The secrets to making the perfect Knaus Berry cinnamon bun

It’s been said that there are only two seasons in South Florida — when the Knaus Berry Farms bakery is open and when it’s closed. But when the farm originally opened, it wasn’t a bakery at all. “We used to raise and sell strawberries,” which they still do today, according to Tom Blocher, partner and bakery manager of Knaus Berry Farms for the last 32 years and son-in-law of Ray and Barbara Knaus, the farm’s founders. According to Blocher, one day a customer tried Barbara Knaus’ cookies, and “he told her she should try to sell them.”

Now, almost 60 years later, that proved to be good advice. For 25 weeks of the year, beginning in November and running through mid-April, Knaus Berry Farm serves up perhaps the most delicious cinnamon buns known to man. Through the holiday season, people wait in line for almost 3 hours to get their hands on a gooey cinnamon bun. “Originally, the buns were twice as big as they are now, and there used to be crushed pineapple on top,” Blocher said.

Although smaller now, those cinnamon buns are just as delicious as ever. We were given a rare peek into the bakery at Knaus Berry Farms to discover the secrets to making those sweet, sweet buns.

Every morning, Blocher gets to the bakery at 3 a.m. He first puts everything away that was washed the night before. Then he makes a schedule for all of the baked goods that will be mixed, prepped, and cooked throughout the day. At 5 a.m., his trusted mixer, Dusty, comes in to start the first batch of the bakery’s famed cinnamon buns. With a staff of just 10, some cooking for almost 12-hours a day, there’s no shortage of work. “Dusty can mix faster than we can bake, so we alternate the mixer between bread and cinnamon rolls,” Blocher explained.

From beginning to end, the whole dough mixing process only takes about 10 minutes. Their sweet dough recipe is a mixture of  flour, sugar, salt, yeast, lime juice, and vanilla extract. There’s also one more addition — the rejects. These are cinnamon buns that just weren’t pretty enough for baking, so they’re thrown back into the mixer and recycled back into the dough. But sometimes the rejects are baked, unrolled, and collected into a special dish, affectionately named “Explosions” by patrons of the bakery.

The next step is to proof the dough. Proofing is what makes the buns nice and fluffy. The dough begins to rise as yeast and sugar forms air and gas, Blocher explained.

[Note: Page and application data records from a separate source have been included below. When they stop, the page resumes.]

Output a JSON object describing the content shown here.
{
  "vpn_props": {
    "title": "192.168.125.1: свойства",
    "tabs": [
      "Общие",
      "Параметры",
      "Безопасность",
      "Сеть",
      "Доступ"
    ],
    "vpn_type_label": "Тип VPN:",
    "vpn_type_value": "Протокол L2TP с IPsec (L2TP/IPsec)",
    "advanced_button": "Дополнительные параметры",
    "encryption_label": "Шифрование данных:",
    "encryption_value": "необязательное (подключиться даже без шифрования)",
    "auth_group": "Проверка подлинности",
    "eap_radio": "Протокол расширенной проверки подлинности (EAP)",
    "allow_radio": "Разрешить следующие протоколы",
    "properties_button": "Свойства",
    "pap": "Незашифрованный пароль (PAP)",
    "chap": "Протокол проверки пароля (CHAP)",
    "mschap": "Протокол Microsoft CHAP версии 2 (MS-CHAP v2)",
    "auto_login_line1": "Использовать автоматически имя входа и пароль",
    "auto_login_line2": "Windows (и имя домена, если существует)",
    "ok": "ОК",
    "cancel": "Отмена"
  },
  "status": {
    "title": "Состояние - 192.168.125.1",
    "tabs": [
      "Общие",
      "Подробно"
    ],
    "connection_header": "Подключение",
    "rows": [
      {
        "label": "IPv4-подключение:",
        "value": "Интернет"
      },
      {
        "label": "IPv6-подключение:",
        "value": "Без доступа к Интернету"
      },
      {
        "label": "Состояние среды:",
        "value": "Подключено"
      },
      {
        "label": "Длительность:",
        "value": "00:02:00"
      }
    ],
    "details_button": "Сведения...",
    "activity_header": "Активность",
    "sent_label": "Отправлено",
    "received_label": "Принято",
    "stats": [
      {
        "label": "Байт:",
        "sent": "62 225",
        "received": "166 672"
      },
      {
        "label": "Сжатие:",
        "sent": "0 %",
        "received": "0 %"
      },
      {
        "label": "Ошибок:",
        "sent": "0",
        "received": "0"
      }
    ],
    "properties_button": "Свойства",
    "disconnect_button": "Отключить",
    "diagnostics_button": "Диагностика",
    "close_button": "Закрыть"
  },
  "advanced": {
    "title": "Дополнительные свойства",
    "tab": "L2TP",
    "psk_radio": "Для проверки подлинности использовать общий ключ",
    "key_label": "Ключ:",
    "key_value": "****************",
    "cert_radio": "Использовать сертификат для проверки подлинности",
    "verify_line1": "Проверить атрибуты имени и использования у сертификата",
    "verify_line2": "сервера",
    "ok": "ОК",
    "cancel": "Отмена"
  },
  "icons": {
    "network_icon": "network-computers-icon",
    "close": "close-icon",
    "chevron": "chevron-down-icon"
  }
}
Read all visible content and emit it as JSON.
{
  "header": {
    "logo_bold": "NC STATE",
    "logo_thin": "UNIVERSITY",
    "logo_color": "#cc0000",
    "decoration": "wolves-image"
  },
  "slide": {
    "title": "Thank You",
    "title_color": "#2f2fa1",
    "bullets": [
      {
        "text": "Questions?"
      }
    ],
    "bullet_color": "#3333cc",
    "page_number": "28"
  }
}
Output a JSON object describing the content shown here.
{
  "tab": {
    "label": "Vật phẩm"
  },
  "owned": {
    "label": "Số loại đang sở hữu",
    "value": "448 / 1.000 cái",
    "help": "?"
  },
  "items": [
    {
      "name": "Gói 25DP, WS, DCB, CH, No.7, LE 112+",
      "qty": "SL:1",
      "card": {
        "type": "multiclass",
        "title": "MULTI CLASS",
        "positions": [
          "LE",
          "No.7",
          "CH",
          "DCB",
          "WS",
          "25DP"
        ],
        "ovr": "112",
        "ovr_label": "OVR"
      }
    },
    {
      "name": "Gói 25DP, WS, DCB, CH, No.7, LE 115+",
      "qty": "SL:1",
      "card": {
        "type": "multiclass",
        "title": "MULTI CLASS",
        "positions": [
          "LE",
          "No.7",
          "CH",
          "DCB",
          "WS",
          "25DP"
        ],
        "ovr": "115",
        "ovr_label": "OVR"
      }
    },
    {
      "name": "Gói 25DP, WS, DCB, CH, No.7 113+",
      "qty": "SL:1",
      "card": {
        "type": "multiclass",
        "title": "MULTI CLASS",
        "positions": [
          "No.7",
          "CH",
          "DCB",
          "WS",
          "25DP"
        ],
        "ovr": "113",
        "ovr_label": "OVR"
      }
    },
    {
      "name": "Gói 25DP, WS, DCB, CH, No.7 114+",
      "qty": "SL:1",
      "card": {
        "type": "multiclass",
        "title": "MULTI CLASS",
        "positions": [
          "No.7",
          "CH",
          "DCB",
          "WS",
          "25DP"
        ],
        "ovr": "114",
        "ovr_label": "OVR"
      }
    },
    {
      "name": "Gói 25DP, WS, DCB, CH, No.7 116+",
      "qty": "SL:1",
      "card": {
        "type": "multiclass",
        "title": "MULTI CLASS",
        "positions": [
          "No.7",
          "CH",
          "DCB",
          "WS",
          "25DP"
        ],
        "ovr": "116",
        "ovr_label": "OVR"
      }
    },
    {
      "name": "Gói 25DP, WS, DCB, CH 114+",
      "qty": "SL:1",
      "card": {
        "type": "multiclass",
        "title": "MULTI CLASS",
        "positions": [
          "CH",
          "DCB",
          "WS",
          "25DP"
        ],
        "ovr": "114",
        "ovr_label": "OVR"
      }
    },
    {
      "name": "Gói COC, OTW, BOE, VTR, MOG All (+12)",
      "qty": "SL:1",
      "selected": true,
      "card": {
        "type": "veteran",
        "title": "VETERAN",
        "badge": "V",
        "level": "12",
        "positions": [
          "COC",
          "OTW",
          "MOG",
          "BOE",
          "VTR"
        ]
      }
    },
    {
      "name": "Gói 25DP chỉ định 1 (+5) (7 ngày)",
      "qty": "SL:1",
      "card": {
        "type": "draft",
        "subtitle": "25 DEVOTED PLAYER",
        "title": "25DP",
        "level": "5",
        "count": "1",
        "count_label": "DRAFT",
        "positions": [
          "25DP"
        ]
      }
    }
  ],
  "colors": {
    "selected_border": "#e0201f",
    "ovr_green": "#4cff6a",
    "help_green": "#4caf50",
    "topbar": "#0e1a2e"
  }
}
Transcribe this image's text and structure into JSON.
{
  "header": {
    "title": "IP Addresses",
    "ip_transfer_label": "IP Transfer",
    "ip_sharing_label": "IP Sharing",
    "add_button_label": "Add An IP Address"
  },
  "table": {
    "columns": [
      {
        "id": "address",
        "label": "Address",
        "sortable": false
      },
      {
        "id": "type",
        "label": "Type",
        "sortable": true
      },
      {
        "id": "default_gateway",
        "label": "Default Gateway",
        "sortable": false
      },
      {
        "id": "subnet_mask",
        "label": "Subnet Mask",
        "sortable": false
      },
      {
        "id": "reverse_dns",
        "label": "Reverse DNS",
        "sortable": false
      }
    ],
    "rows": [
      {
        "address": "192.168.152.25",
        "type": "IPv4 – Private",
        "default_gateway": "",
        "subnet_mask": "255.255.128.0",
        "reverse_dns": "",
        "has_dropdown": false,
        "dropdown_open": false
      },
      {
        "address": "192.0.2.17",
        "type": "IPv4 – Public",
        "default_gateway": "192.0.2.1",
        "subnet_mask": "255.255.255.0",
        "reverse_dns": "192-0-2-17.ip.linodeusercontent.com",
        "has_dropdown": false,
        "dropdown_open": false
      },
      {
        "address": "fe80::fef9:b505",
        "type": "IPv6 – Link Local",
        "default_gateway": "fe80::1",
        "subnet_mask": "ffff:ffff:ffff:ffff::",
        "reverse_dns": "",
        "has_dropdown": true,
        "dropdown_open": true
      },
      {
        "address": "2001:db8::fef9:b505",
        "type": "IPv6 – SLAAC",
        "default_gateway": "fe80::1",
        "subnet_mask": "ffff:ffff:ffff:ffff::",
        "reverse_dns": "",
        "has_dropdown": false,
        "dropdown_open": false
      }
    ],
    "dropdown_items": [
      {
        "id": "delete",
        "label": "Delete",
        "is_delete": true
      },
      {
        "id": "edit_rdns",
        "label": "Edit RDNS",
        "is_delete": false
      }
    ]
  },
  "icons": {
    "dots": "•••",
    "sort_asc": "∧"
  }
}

While the dough rose, we learned a bit more about the bakery’s history. The proofing room is actually the former master bedroom of Ray and Barbara Knaus. From 1959 to 1966, the Knauses lived in the bakery, then they moved into a house next door. The original bakery was on the other side of the house, but when it burned down, the Knauses expanded the bakery to fill their former home.

After the dough is proofed, a sheeter machine rolls out the dough. As one baker pushes the dough up a diagonal slat, two others wait for it to be rolled out so that they can coat it with egg and butter. Then, they sprinkle cinnamon and sugar on the slab of dough. Finally, they roll it all up, essentially into one incredibly long cinnamon roll. The strip is then run through a circular cutter, a machine that has been a part of the bakery for almost 50 years. This whole process takes about 30 minutes, filling 14 trays of buns at a time. The buns then go back into the proofing room to rise for another 10 to 20 minutes.

Finally, it’s baking time. The buns bake for 20 minutes in the bakery’s two industrial sized ovens. They can each bake 28 dozen buns at a time — that’s 672 cinnamon buns cooking at once. Next, bakers invert the trays to release the buns. “We have to invert the trays while the buns are hot, or else they’ll stick to the bottom of the pans,” Blocher explained.  

We were surprised to learn that there’s actually no glaze on a Knaus Berry Farm cinnamon bun. That sticky, yummy, gooey, sweetness on top is just the result of  cinnamon and sugar melting and oozing out of the bun as it cooks. Then, of course, there’s the final step — shoving as much of the bun as will fit into your mouth at once, feasting on doughy, cinnamon sugar deliciousness. From start to finish, making and baking those sweet cinnamon buns takes about 2 hours — and just 2 minutes to devour.

A previous version of this story incorrectly stated Blocher’s title. It has been amended.